══ Records to process

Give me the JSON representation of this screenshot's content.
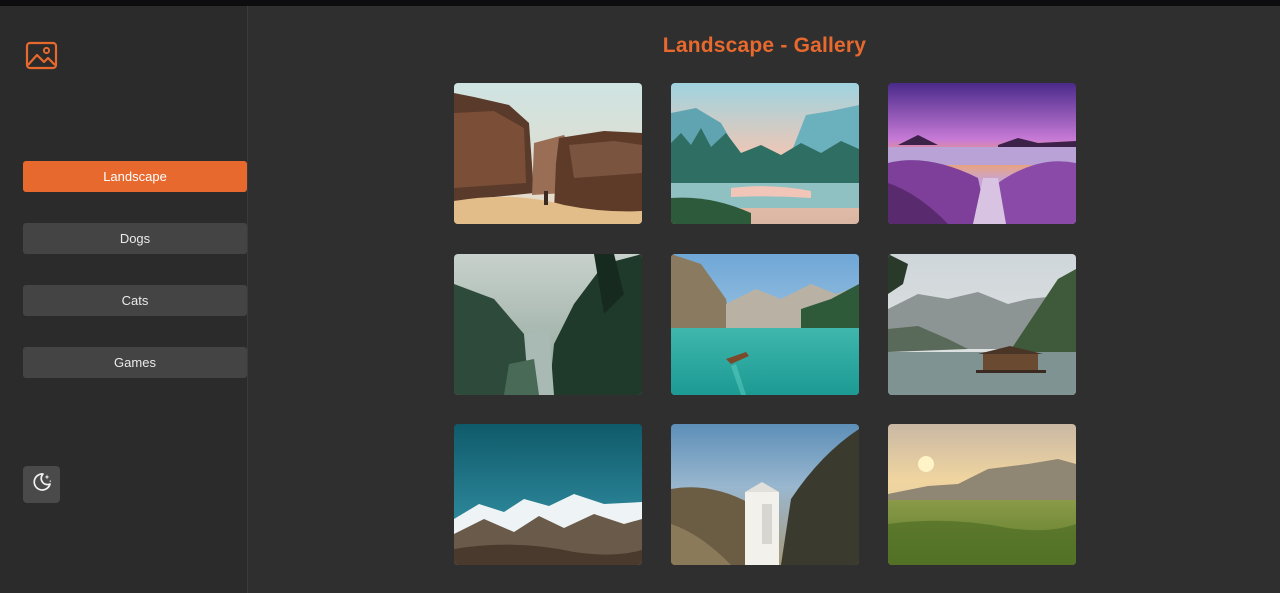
{
  "app": {
    "logo_icon": "image-gallery-icon",
    "accent_color": "#e8692e"
  },
  "sidebar": {
    "items": [
      {
        "label": "Landscape",
        "active": true
      },
      {
        "label": "Dogs",
        "active": false
      },
      {
        "label": "Cats",
        "active": false
      },
      {
        "label": "Games",
        "active": false
      }
    ],
    "theme_toggle_icon": "moon-stars-icon"
  },
  "main": {
    "title": "Landscape - Gallery",
    "photos": [
      {
        "subject": "desert canyon rocks"
      },
      {
        "subject": "forest lake at sunset"
      },
      {
        "subject": "lavender field by lake"
      },
      {
        "subject": "misty forest river"
      },
      {
        "subject": "turquoise mountain lake with boat"
      },
      {
        "subject": "lake cabin below mountains"
      },
      {
        "subject": "snowy mountains under teal sky"
      },
      {
        "subject": "water carton on mountain"
      },
      {
        "subject": "green meadow at sunrise"
      }
    ]
  }
}
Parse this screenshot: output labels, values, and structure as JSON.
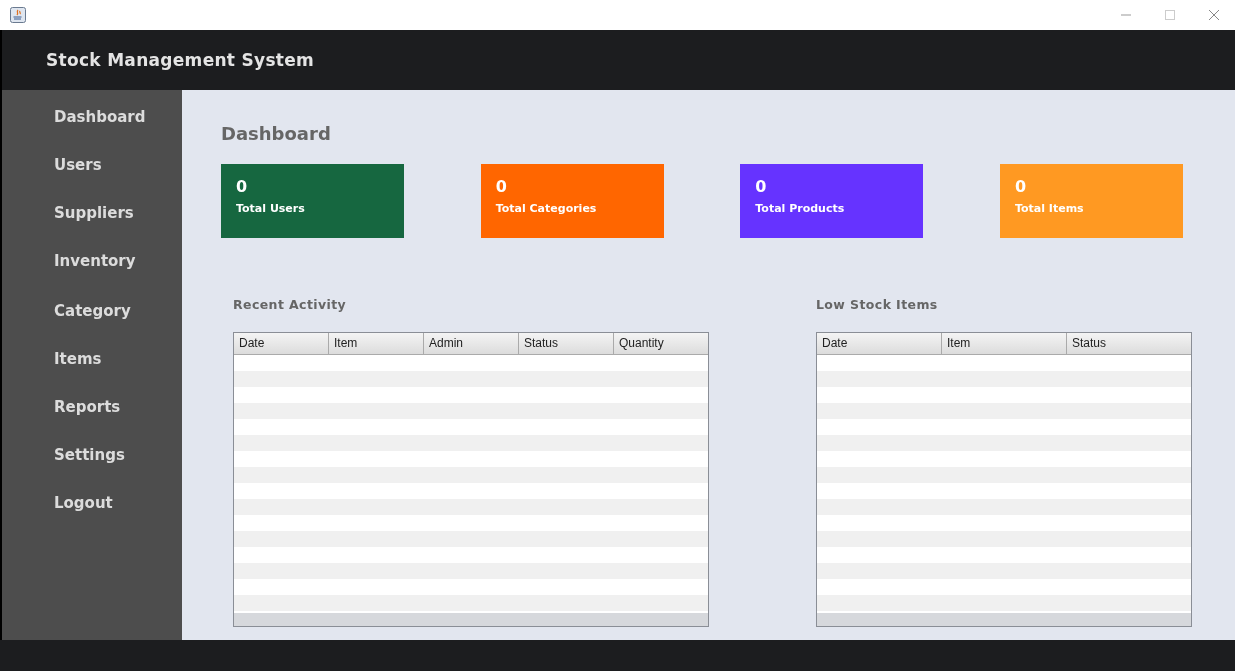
{
  "header": {
    "title": "Stock Management System"
  },
  "sidebar": {
    "items": [
      {
        "label": "Dashboard"
      },
      {
        "label": "Users"
      },
      {
        "label": "Suppliers"
      },
      {
        "label": "Inventory"
      },
      {
        "label": "Category"
      },
      {
        "label": "Items"
      },
      {
        "label": "Reports"
      },
      {
        "label": "Settings"
      },
      {
        "label": "Logout"
      }
    ]
  },
  "page_title": "Dashboard",
  "cards": [
    {
      "value": "0",
      "label": "Total Users",
      "color": "#166740"
    },
    {
      "value": "0",
      "label": "Total Categories",
      "color": "#ff6600"
    },
    {
      "value": "0",
      "label": "Total Products",
      "color": "#6633ff"
    },
    {
      "value": "0",
      "label": "Total Items",
      "color": "#ff9922"
    }
  ],
  "tables": [
    {
      "title": "Recent Activity",
      "columns": [
        "Date",
        "Item",
        "Admin",
        "Status",
        "Quantity"
      ]
    },
    {
      "title": "Low Stock Items",
      "columns": [
        "Date",
        "Item",
        "Status"
      ]
    }
  ]
}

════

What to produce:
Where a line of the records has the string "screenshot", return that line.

Exercise result:
Give me the JSON representation of this screenshot's content.
Parse this screenshot: output labels, values, and structure as JSON.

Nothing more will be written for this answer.